Regarding her argument that she "diligently pursued a lengthy . . . mandatory legal proceeding to recover her [SSD]" benefits, Plaintiff fails to point to any statutory or contractual language showing why the status of her SSD appeal would materially affect her obligation to comply with the Plan's limitation period. (Doc. 20-1, at 10-12.) While it may be true, as Plaintiff argues, that "the recovery of [SSD] benefits was . . . part and parcel of the Defendant's risk taking in terms of paying claims," and while she believed her SSD appeal decision vital to her Plan appeal, Plaintiff points to no contractual provision showing why her SSD result would have any material bearing on the timeliness of her Plan appeal. (Doc. 20-1, at 11.) Nothing in the Plan (or elsewhere) stopped Plaintiff from pursuing both her Plan appeal and her SSD appeal at the same time, and Plaintiff's failure to do so demonstrates a lack of diligence. Accordingly, equitable tolling would be inappropriate here.

Lastly, Plaintiff's references to Webb v. Liberty Mut. Ins. Co., 692 Fed.Appx. 603 (11th Cir. 2017), are not persuasive. In Webb, the insurer issued a statement to the beneficiary that "the appeal process has been exhausted and further review will be conducted by Liberty." Webb, 692 Fed.Appx. at 605 (emphasis added). There, the Court found that "an objectively reasonable person in [Plaintiff's] place" would have believed "the administrative review process was incomplete based on Liberty's statement." Id. at 608. And "because Ms. Webb could not bring suit until the administrative review process finished," she had not failed to diligently pursue her claim by filing it thirty days after she finally received notice that the administrative

review process had concluded. Id. Here, Defendant's letter clearly indicated the appeal was over and Plaintiff could file a lawsuit under § 502(a). (Doc. 18-4, at 9.) Thus, no reasonable person in Plaintiff's shoes would have believed the appeal was ongoing, and no reasonable person would have failed to investigate the basic issues of the claim in a prompt fashion.
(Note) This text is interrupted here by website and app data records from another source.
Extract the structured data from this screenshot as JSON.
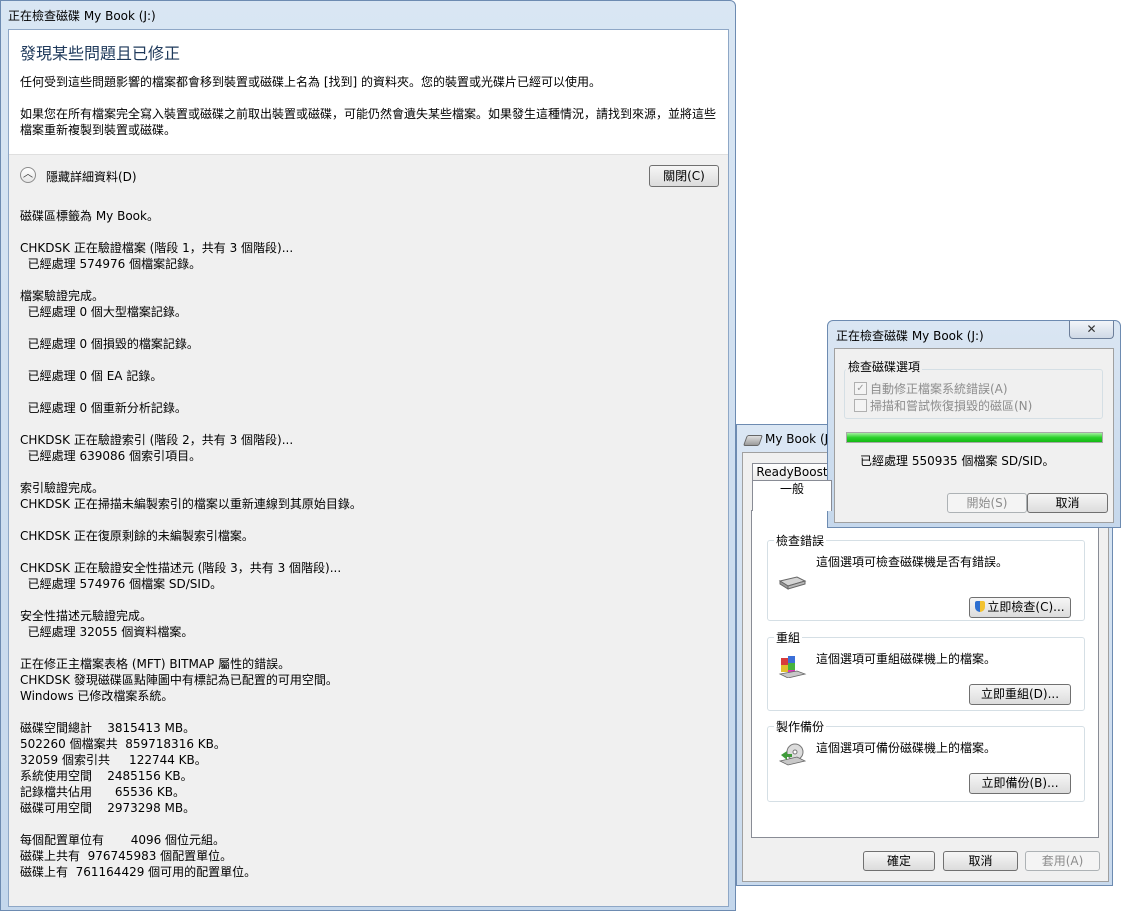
{
  "main_window": {
    "title": "正在檢查磁碟 My Book (J:)",
    "heading": "發現某些問題且已修正",
    "para1": "任何受到這些問題影響的檔案都會移到裝置或磁碟上名為 [找到] 的資料夾。您的裝置或光碟片已經可以使用。",
    "para2_line1": "如果您在所有檔案完全寫入裝置或磁碟之前取出裝置或磁碟，可能仍然會遺失某些檔案。如果發生這種情況，請找到來源，並將這些",
    "para2_line2": "檔案重新複製到裝置或磁碟。",
    "hide_details_label": "隱藏詳細資料(D)",
    "close_button": "關閉(C)",
    "log_lines": [
      "磁碟區標籤為 My Book。",
      "",
      "CHKDSK 正在驗證檔案 (階段 1，共有 3 個階段)...",
      "  已經處理 574976 個檔案記錄。",
      "",
      "檔案驗證完成。",
      "  已經處理 0 個大型檔案記錄。",
      "",
      "  已經處理 0 個損毀的檔案記錄。",
      "",
      "  已經處理 0 個 EA 記錄。",
      "",
      "  已經處理 0 個重新分析記錄。",
      "",
      "CHKDSK 正在驗證索引 (階段 2，共有 3 個階段)...",
      "  已經處理 639086 個索引項目。",
      "",
      "索引驗證完成。",
      "CHKDSK 正在掃描未編製索引的檔案以重新連線到其原始目錄。",
      "",
      "CHKDSK 正在復原剩餘的未編製索引檔案。",
      "",
      "CHKDSK 正在驗證安全性描述元 (階段 3，共有 3 個階段)...",
      "  已經處理 574976 個檔案 SD/SID。",
      "",
      "安全性描述元驗證完成。",
      "  已經處理 32055 個資料檔案。",
      "",
      "正在修正主檔案表格 (MFT) BITMAP 屬性的錯誤。",
      "CHKDSK 發現磁碟區點陣圖中有標記為已配置的可用空間。",
      "Windows 已修改檔案系統。",
      "",
      "磁碟空間總計    3815413 MB。",
      "502260 個檔案共  859718316 KB。",
      "32059 個索引共     122744 KB。",
      "系統使用空間    2485156 KB。",
      "記錄檔共佔用      65536 KB。",
      "磁碟可用空間    2973298 MB。",
      "",
      "每個配置單位有       4096 個位元組。",
      "磁碟上共有  976745983 個配置單位。",
      "磁碟上有  761164429 個可用的配置單位。"
    ]
  },
  "properties_window": {
    "title": "My Book (J:",
    "tabs": [
      "ReadyBoost",
      "一般"
    ],
    "groups": [
      {
        "title": "檢查錯誤",
        "desc": "這個選項可檢查磁碟機是否有錯誤。",
        "button": "立即檢查(C)...",
        "icon": "drive-icon"
      },
      {
        "title": "重組",
        "desc": "這個選項可重組磁碟機上的檔案。",
        "button": "立即重組(D)...",
        "icon": "defrag-icon"
      },
      {
        "title": "製作備份",
        "desc": "這個選項可備份磁碟機上的檔案。",
        "button": "立即備份(B)...",
        "icon": "backup-icon"
      }
    ],
    "ok_button": "確定",
    "cancel_button": "取消",
    "apply_button": "套用(A)"
  },
  "progress_dialog": {
    "title": "正在檢查磁碟 My Book (J:)",
    "close_glyph": "✕",
    "options_title": "檢查磁碟選項",
    "option1": "自動修正檔案系統錯誤(A)",
    "option1_checked": true,
    "option2": "掃描和嘗試恢復損毀的磁區(N)",
    "option2_checked": false,
    "progress_fraction": 1.0,
    "status": "已經處理 550935 個檔案 SD/SID。",
    "start_button": "開始(S)",
    "cancel_button": "取消"
  }
}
Equitable tolling does not apply.


For the foregoing reasons, IT IS HEREBY ORDERED that Defendant's motion to dismiss (Doc. 18) is GRANTED. The Clerk is DIRECTED to ENTER JUDGMENT in favor of Defendant, TERMINATE all pending motions and deadlines, if any, and CLOSE this case.

Summaries of
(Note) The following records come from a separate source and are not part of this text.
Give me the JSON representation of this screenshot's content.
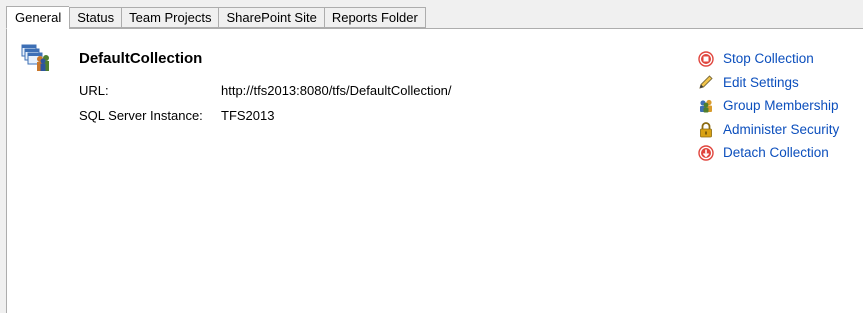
{
  "tabs": [
    {
      "label": "General",
      "active": true
    },
    {
      "label": "Status",
      "active": false
    },
    {
      "label": "Team Projects",
      "active": false
    },
    {
      "label": "SharePoint Site",
      "active": false
    },
    {
      "label": "Reports Folder",
      "active": false
    }
  ],
  "collection": {
    "name": "DefaultCollection",
    "icon": "team-collection-icon",
    "url_label": "URL:",
    "url_value": "http://tfs2013:8080/tfs/DefaultCollection/",
    "sql_label": "SQL Server Instance:",
    "sql_value": "TFS2013"
  },
  "actions": [
    {
      "label": "Stop Collection",
      "icon": "stop-icon"
    },
    {
      "label": "Edit Settings",
      "icon": "pencil-icon"
    },
    {
      "label": "Group Membership",
      "icon": "group-icon"
    },
    {
      "label": "Administer Security",
      "icon": "lock-icon"
    },
    {
      "label": "Detach Collection",
      "icon": "detach-icon"
    }
  ],
  "colors": {
    "link": "#0c4fbd",
    "stop_red": "#e0443c",
    "lock_gold": "#d9a214"
  }
}
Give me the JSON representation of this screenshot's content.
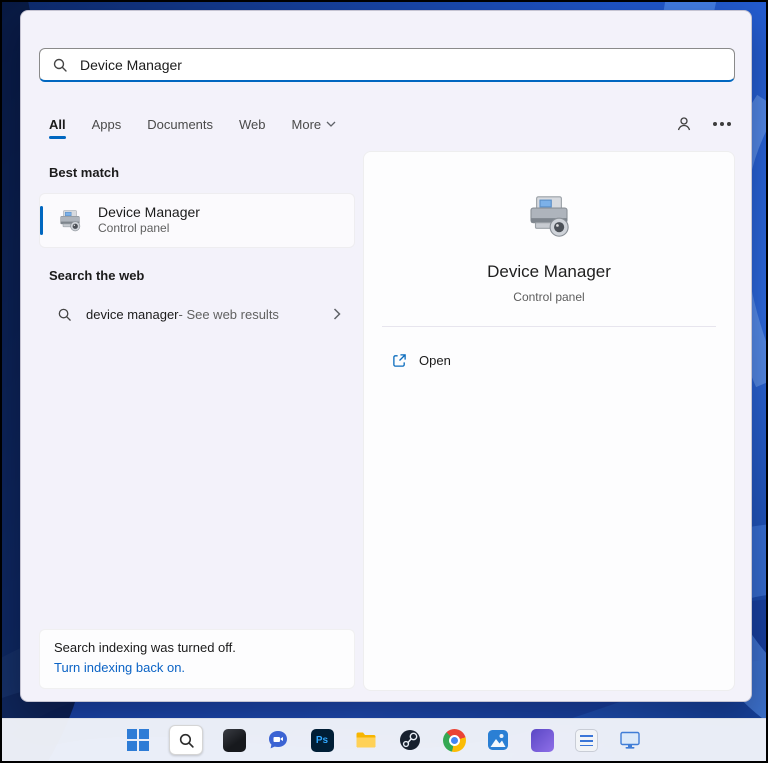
{
  "search": {
    "value": "Device Manager",
    "icon": "magnifier"
  },
  "tabs": {
    "all": "All",
    "apps": "Apps",
    "documents": "Documents",
    "web": "Web",
    "more": "More"
  },
  "header_actions": {
    "account_icon": "person",
    "menu_icon": "ellipsis"
  },
  "left_pane": {
    "best_match_heading": "Best match",
    "best_match": {
      "title": "Device Manager",
      "subtitle": "Control panel",
      "icon": "device-manager-printer"
    },
    "search_web_heading": "Search the web",
    "web_result": {
      "query": "device manager",
      "suffix": " - See web results",
      "icon": "magnifier",
      "chevron": "chevron-right"
    },
    "notice": {
      "line1": "Search indexing was turned off.",
      "link": "Turn indexing back on."
    }
  },
  "preview": {
    "title": "Device Manager",
    "subtitle": "Control panel",
    "icon": "device-manager-printer",
    "open_label": "Open",
    "open_icon": "open-external"
  },
  "taskbar": {
    "photoshop_label": "Ps",
    "icons": [
      "start",
      "search-active",
      "dark-app",
      "teams-chat",
      "photoshop",
      "file-explorer",
      "steam",
      "chrome",
      "photos",
      "media-app",
      "notes-app",
      "monitor"
    ]
  },
  "colors": {
    "accent": "#0067c0",
    "link": "#0b63c5",
    "panel_bg": "#f3f2fa",
    "taskbar_bg": "#f1f3f9",
    "wallpaper_blue": "#1b4fd8"
  }
}
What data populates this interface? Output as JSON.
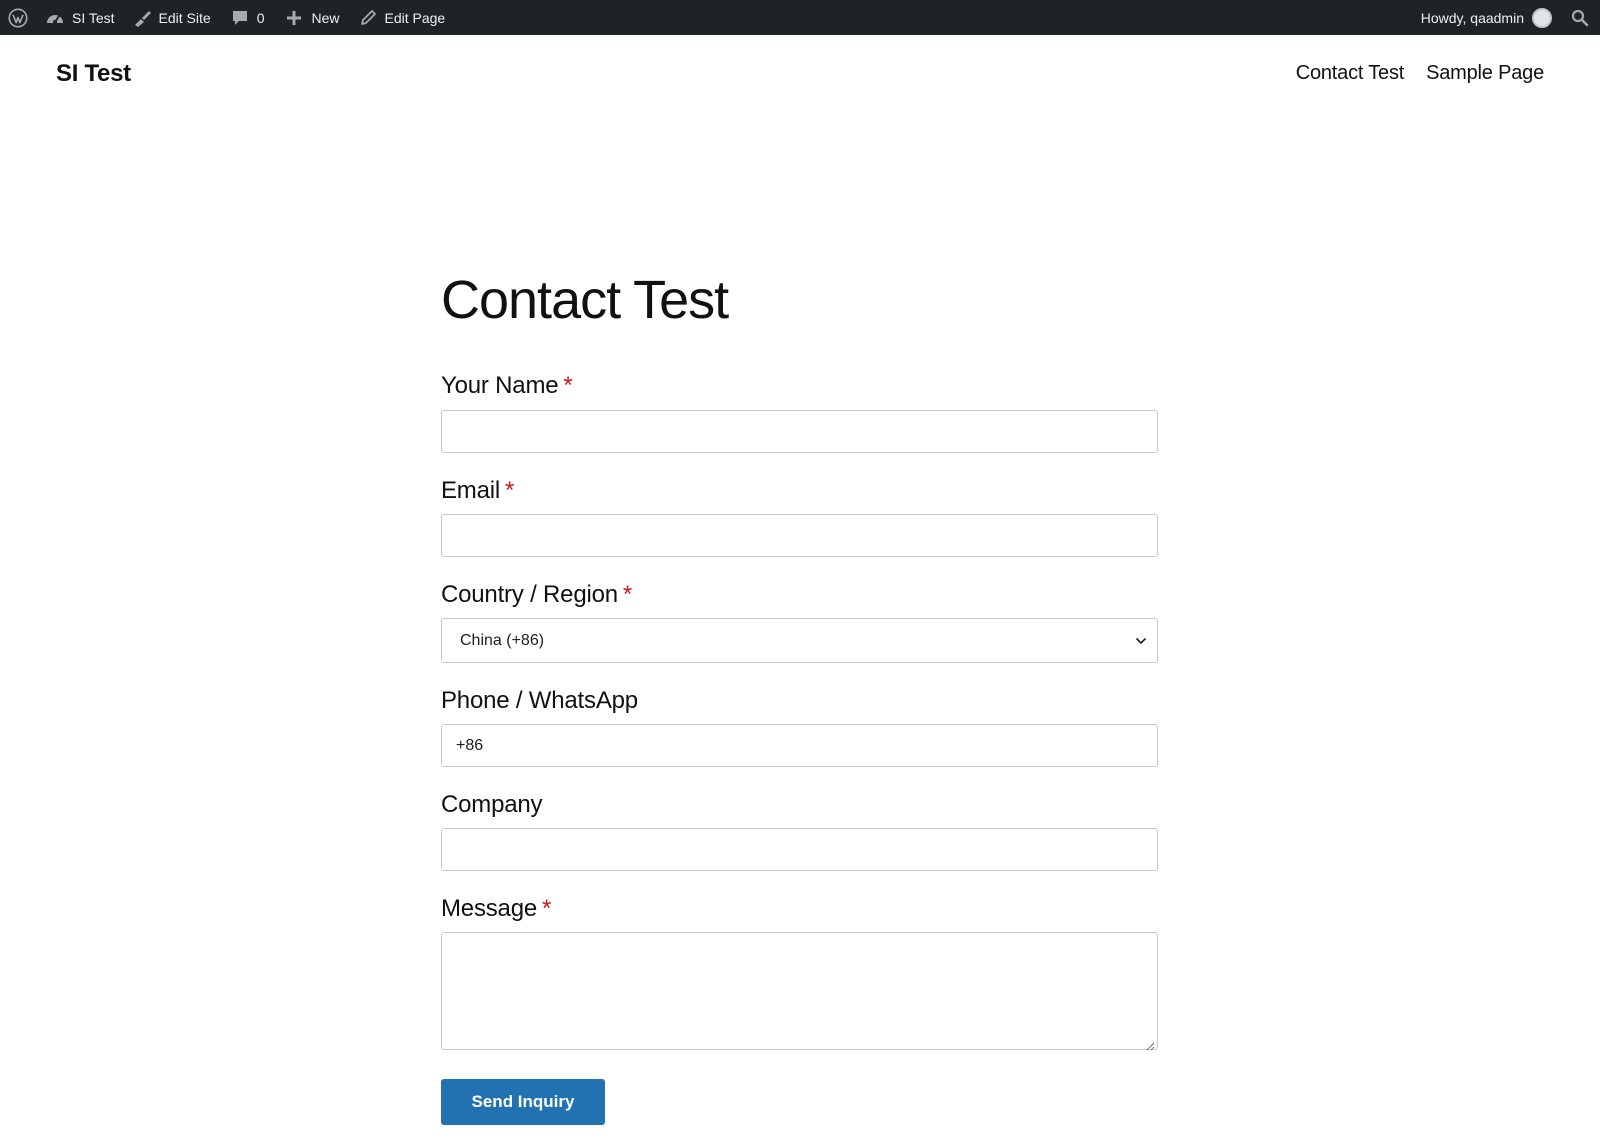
{
  "admin_bar": {
    "wp_logo_icon": "wordpress-logo-icon",
    "site_name": "SI Test",
    "edit_site": "Edit Site",
    "comments_count": "0",
    "new_label": "New",
    "edit_page": "Edit Page",
    "howdy": "Howdy, qaadmin"
  },
  "header": {
    "site_title": "SI Test",
    "nav": [
      "Contact Test",
      "Sample Page"
    ]
  },
  "page": {
    "title": "Contact Test"
  },
  "form": {
    "required_mark": "*",
    "name": {
      "label": "Your Name",
      "value": ""
    },
    "email": {
      "label": "Email",
      "value": ""
    },
    "country": {
      "label": "Country / Region",
      "selected": "China (+86)"
    },
    "phone": {
      "label": "Phone / WhatsApp",
      "value": "+86"
    },
    "company": {
      "label": "Company",
      "value": ""
    },
    "message": {
      "label": "Message",
      "value": ""
    },
    "submit_label": "Send Inquiry"
  },
  "colors": {
    "admin_bar_bg": "#1d2327",
    "button_bg": "#2271b1",
    "required": "#cc1818"
  }
}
Bakos v. Unum Life Ins. Co. of Am.

United States District Court, Southern District of Georgia
Mar 14, 2022
CV 121-058 (S.D. Ga. Mar. 14, 2022)
Case details for

Bakos v. Unum Life Ins. Co. of Am.

Case Details


Court:United States District Court, Southern District of Georgia

Date published: Mar 14, 2022


CV 121-058 (S.D. Ga. Mar. 14, 2022)